## EXERCISE:
Please show every line from the entries that carries the word "icon".

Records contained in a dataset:
+-------+

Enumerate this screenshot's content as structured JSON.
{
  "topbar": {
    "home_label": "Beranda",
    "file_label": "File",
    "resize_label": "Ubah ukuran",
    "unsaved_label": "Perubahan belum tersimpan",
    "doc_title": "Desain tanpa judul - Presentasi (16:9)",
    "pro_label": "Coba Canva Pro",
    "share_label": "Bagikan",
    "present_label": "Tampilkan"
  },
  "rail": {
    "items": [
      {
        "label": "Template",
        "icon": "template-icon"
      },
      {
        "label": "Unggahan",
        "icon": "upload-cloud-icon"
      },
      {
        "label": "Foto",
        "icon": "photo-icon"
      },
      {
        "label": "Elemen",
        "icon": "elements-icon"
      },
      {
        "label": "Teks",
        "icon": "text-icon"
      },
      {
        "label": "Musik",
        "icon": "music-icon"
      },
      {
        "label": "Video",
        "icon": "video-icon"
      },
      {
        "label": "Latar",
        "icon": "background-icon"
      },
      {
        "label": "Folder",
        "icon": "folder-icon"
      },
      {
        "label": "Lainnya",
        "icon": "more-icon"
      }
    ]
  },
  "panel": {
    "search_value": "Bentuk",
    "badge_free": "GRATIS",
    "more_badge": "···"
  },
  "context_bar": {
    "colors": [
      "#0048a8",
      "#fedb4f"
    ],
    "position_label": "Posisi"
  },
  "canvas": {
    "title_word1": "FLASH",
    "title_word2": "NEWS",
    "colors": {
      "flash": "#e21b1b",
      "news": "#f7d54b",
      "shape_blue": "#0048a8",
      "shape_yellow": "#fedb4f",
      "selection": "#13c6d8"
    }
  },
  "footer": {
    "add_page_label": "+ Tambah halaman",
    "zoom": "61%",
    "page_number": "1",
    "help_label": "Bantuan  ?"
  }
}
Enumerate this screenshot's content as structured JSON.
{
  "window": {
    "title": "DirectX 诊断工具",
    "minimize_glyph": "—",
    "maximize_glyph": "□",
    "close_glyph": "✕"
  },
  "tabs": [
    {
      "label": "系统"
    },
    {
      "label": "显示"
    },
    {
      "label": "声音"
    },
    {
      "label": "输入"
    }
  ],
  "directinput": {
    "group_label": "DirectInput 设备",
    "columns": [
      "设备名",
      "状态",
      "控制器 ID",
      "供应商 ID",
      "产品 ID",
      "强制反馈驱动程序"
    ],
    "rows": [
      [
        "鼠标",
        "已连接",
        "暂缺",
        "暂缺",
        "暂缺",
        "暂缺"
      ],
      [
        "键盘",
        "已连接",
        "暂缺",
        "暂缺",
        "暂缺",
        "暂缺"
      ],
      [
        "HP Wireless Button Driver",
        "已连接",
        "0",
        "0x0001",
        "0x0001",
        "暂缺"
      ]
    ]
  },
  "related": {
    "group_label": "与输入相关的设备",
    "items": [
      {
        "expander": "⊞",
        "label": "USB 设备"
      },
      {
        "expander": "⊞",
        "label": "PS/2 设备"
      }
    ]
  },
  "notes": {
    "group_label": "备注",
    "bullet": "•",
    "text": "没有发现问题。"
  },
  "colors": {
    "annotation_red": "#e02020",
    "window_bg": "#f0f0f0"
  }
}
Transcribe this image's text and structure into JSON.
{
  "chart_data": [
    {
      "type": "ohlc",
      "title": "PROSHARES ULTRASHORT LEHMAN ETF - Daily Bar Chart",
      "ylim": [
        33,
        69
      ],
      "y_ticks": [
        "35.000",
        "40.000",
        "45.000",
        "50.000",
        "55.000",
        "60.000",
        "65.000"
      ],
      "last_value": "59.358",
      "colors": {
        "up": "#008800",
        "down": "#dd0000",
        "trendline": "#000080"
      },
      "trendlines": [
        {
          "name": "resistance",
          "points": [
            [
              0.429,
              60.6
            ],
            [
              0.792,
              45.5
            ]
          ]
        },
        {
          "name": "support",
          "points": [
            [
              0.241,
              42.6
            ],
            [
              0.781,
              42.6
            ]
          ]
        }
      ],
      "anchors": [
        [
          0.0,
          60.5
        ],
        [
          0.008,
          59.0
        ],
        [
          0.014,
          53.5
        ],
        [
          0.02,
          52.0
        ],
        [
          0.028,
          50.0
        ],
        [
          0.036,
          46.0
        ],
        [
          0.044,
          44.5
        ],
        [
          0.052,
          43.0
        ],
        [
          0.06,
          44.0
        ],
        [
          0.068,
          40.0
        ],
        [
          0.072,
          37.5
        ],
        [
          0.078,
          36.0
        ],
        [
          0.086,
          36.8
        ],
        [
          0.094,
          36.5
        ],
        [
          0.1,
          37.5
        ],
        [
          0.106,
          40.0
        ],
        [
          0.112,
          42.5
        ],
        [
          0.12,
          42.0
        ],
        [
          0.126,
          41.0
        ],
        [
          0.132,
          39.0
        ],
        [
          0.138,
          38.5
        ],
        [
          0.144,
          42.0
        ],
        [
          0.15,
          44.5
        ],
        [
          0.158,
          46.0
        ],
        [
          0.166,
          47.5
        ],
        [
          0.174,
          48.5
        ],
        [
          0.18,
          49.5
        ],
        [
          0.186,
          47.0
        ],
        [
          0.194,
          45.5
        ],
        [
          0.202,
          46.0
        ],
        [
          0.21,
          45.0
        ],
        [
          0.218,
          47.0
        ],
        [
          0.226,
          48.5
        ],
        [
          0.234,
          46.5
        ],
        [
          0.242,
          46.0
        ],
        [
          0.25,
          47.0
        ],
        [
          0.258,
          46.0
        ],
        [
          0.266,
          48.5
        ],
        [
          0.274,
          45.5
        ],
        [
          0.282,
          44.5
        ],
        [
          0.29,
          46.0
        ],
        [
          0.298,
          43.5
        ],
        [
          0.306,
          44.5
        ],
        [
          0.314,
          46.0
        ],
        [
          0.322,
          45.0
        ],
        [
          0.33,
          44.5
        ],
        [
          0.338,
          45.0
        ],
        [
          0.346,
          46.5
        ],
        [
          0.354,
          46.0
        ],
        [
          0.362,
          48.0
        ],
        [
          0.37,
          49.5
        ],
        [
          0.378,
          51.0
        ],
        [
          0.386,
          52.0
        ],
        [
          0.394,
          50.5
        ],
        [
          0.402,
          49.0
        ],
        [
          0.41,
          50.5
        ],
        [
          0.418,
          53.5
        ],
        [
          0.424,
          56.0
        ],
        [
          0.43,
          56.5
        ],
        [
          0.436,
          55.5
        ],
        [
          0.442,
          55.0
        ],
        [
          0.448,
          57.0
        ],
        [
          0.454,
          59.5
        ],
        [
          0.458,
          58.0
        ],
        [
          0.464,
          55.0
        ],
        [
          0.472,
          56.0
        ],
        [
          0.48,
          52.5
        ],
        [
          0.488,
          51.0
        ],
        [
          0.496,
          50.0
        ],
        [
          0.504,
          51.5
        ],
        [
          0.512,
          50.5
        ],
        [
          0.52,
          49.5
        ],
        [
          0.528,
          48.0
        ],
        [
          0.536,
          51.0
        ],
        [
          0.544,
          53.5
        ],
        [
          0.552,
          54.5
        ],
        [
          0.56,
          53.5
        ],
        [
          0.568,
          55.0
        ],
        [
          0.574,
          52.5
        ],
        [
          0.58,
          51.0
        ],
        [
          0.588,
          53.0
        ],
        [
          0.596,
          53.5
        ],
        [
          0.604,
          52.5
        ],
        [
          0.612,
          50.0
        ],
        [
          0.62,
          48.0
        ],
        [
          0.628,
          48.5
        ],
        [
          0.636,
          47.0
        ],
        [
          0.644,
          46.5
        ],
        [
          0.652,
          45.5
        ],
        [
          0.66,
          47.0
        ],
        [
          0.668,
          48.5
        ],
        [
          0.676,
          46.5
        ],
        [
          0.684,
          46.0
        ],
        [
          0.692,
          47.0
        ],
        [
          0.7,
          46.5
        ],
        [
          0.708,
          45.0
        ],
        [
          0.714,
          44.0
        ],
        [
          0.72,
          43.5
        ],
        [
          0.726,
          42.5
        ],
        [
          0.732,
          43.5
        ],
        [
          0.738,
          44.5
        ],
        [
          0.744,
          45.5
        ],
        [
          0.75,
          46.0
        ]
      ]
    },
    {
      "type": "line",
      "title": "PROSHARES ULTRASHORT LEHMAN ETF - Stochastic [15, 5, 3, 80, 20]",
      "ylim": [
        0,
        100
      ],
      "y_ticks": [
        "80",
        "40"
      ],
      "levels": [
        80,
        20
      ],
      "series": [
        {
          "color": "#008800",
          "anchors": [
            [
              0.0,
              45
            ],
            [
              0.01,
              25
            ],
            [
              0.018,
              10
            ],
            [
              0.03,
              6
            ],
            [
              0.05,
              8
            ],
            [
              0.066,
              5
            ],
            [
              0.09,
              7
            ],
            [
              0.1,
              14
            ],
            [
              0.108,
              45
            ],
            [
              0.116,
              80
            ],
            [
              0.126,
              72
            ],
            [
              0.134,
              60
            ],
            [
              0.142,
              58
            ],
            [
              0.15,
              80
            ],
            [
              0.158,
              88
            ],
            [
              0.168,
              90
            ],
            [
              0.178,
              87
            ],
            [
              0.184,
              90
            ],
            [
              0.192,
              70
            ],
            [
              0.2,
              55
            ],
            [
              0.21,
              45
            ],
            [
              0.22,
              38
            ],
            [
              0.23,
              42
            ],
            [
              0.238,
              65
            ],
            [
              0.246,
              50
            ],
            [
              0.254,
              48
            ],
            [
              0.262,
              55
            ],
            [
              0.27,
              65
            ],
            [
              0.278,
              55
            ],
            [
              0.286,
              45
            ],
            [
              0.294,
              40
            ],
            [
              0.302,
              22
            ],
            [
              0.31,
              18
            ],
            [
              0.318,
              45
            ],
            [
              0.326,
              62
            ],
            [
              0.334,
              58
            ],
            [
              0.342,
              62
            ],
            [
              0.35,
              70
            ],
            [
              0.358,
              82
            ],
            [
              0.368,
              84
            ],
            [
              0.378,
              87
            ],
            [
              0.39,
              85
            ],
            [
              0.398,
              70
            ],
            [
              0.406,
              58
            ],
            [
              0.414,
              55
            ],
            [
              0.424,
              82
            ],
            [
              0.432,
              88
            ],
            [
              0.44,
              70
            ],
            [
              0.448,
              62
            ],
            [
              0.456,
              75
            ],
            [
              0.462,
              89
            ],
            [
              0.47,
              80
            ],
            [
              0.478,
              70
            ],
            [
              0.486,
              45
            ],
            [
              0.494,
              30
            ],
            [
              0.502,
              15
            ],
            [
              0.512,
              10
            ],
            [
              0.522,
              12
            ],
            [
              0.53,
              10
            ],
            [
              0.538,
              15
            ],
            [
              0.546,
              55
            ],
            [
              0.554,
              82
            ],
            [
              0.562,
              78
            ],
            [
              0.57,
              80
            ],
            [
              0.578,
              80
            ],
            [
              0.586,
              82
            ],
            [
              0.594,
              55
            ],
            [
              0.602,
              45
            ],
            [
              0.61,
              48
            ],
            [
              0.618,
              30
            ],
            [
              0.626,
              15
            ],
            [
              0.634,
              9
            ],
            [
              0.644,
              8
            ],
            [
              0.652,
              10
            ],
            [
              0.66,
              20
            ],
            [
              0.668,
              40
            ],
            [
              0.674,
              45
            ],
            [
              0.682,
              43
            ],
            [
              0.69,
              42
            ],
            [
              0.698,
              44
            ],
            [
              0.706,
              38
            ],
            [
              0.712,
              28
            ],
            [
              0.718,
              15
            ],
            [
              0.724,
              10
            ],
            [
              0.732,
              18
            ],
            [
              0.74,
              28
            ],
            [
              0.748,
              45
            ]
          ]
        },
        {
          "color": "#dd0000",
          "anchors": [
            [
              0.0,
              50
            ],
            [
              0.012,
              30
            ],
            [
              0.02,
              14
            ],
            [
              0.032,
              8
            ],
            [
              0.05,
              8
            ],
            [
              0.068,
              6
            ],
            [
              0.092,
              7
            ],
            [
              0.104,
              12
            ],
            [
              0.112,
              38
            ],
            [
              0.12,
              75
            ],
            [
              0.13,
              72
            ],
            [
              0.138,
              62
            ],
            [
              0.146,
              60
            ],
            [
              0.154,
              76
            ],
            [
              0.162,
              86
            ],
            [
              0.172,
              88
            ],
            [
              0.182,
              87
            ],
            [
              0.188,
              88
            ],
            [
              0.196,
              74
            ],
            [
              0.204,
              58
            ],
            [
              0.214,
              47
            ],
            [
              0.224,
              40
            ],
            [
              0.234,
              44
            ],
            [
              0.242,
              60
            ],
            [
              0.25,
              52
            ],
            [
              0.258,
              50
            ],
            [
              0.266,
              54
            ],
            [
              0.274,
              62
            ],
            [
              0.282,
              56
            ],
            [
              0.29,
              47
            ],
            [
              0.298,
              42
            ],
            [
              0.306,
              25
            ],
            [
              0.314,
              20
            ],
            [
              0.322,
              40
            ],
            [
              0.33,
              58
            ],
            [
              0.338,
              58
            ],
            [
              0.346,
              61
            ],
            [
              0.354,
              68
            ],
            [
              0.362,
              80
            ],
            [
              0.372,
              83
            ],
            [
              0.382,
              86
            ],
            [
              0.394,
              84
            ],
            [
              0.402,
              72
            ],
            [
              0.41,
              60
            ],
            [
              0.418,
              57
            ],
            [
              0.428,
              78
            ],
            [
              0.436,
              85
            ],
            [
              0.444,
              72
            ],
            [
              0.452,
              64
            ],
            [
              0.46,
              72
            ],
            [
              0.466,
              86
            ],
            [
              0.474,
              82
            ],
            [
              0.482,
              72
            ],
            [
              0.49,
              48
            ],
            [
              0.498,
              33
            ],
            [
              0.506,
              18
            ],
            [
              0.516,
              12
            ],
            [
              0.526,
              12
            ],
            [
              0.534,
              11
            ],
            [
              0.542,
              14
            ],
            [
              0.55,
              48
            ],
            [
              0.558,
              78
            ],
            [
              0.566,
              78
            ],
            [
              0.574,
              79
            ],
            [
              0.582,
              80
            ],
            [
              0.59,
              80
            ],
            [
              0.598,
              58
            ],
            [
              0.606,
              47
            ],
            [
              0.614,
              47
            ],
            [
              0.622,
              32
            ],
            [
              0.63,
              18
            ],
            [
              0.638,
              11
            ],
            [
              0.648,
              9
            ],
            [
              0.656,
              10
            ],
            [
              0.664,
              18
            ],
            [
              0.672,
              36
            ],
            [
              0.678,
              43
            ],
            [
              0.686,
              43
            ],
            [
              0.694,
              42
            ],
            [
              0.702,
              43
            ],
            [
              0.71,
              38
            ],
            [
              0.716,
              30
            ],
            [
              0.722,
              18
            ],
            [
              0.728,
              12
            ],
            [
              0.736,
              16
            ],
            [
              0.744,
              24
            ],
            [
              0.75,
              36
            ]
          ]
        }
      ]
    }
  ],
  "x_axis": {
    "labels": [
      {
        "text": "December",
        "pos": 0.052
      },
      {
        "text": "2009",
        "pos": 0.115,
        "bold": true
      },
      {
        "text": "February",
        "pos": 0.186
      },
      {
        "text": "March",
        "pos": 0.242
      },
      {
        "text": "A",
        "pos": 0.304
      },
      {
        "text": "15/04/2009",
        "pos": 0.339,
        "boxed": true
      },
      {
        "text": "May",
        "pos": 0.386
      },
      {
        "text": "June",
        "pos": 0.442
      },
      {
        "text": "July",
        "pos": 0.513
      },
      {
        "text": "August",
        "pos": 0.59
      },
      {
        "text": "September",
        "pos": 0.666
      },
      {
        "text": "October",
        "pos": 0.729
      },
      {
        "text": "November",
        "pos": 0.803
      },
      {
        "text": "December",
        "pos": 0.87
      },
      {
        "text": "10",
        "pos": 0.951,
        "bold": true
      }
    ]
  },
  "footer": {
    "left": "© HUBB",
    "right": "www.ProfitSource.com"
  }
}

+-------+

## TASK OUTPUT:
        "icon": "template-icon"
        "icon": "upload-cloud-icon"
        "icon": "photo-icon"
        "icon": "elements-icon"
        "icon": "text-icon"
        "icon": "music-icon"
        "icon": "video-icon"
        "icon": "background-icon"
        "icon": "folder-icon"
        "icon": "more-icon"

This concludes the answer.